An enhanced messaging standard for banks
The local market particularly banks, have taken a lead in embracing ICT as a solution and response to the ever-increasing customer needs and demands, mainly in the payments space. This needs to be augured by swift adoption and implementation of new and better standards, underpinned by innovation.
To achieve this, players across the spectrum in every industry need to stay very awoke and ahead of the curve in this disruptive age.
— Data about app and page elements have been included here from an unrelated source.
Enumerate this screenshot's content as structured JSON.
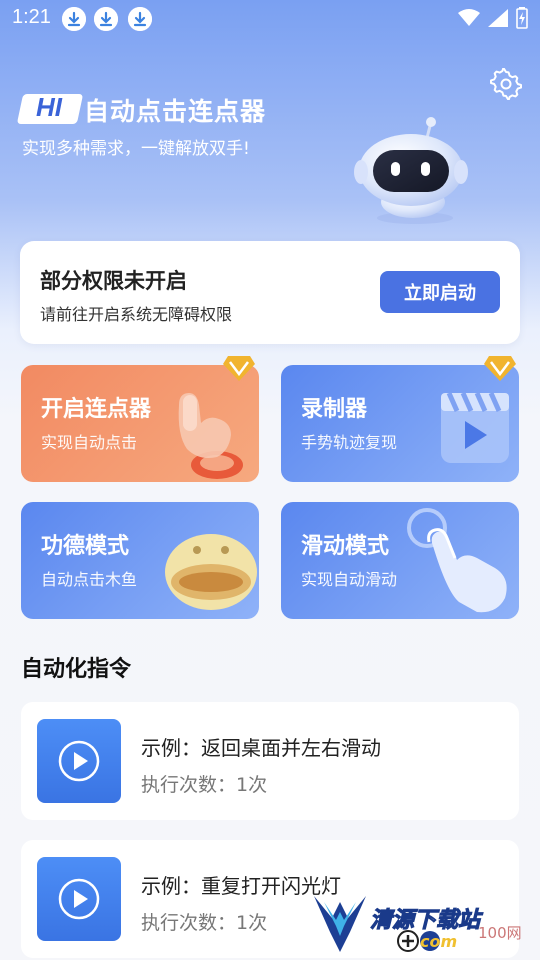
{
  "status_bar": {
    "time": "1:21",
    "icons": [
      "download-icon",
      "download-icon",
      "download-icon",
      "wifi-icon",
      "signal-icon",
      "battery-charging-icon"
    ]
  },
  "header": {
    "badge": "HI",
    "title": "自动点击连点器",
    "subtitle": "实现多种需求，一键解放双手!",
    "settings_icon": "gear-icon"
  },
  "permission_card": {
    "title": "部分权限未开启",
    "description": "请前往开启系统无障碍权限",
    "button_label": "立即启动"
  },
  "features": [
    {
      "title": "开启连点器",
      "description": "实现自动点击",
      "vip": true,
      "icon": "tap-hand-icon",
      "color": "#f28a62"
    },
    {
      "title": "录制器",
      "description": "手势轨迹复现",
      "vip": true,
      "icon": "video-play-icon",
      "color": "#5a87ef"
    },
    {
      "title": "功德模式",
      "description": "自动点击木鱼",
      "vip": false,
      "icon": "wooden-fish-icon",
      "color": "#5a87ef"
    },
    {
      "title": "滑动模式",
      "description": "实现自动滑动",
      "vip": false,
      "icon": "swipe-hand-icon",
      "color": "#5a87ef"
    }
  ],
  "automation": {
    "section_title": "自动化指令",
    "items": [
      {
        "name": "示例：返回桌面并左右滑动",
        "count": "执行次数：1次"
      },
      {
        "name": "示例：重复打开闪光灯",
        "count": "执行次数：1次"
      }
    ]
  },
  "watermark": {
    "text": "清源下载站",
    "url": "com",
    "site": "100网"
  }
}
One of the key latest developments on the digital horizon affecting fintech is ISO 20022.
ISO 20022 is a messaging standard for financial transactions globally and in the next five years, banks and other financial institutions are expected to migrate to the latest specification of this standard, a move which will ensure more secure and efficient processing of transactions.
Swift, the registration authority for the new standard expects the latest installment of ISO 20022 to be up and running by November 2021. In the meantime, FI’s are supposed to map out an implementation plan as well as assess the possible impacts of adopting the new standards.
The main areas that are more likely to be impacted by the changes in the messaging standard include core banking systems, payments middleware, reconciliation, and interbank channel infrastructure.
In light of the recent upgrades to the core banking systems of several banks in Zimbabwe, it is imperative that banks become more committed to maintaining ICT infrastructure up to date so that they can exploit cutting edge technological developments in the financial services sector. In the new age of open banking, ISO 20022 will facilitate migration towards this open paradigm since ISO 20022 is itself an open standard.
The benefits of adopting ISO 20022 early
Current standards for international payments are limited in structure and space due to legacy issues and the computing challenges of yesteryears. An example is the MT 103 standard which limits a senders’ reference to only 16 characters when transmitting transaction data. The new ISO 20022 standard will allow up to 35 characters for the very same purpose and this is a massive improvement over the current standard.
Adoption of ISO 20022 will enable banks to create a whole new category of applications that will enable them to compete with their newfound rivals, Fintech start-ups that enjoy the benefit of being nimble and can thus innovate quickly.
The Full implementation of ISO 20022 is expected to begin in November 2021, which is only two years from now. Once implementation has started, the standard will be able to coexist with the current standards for a period of four years until November 2025. Any FI that is serious about adopting this new standard early on should already be making plans and assessing the requirements so that they move with global trends in the banking sector.
The banking sector is replete with regulation and sometimes changing ICT infrastructure can be a rough ride but it is a necessary evil that should be embraced as it usually results in better service in the long run. ISO 20022 is a step in the right direction as it promises better performance and provides scope for banks to innovate and help push for financial inclusion which is a key enabler of other developmental goals in the 2030 Sustainable Development Goals (SDG’s)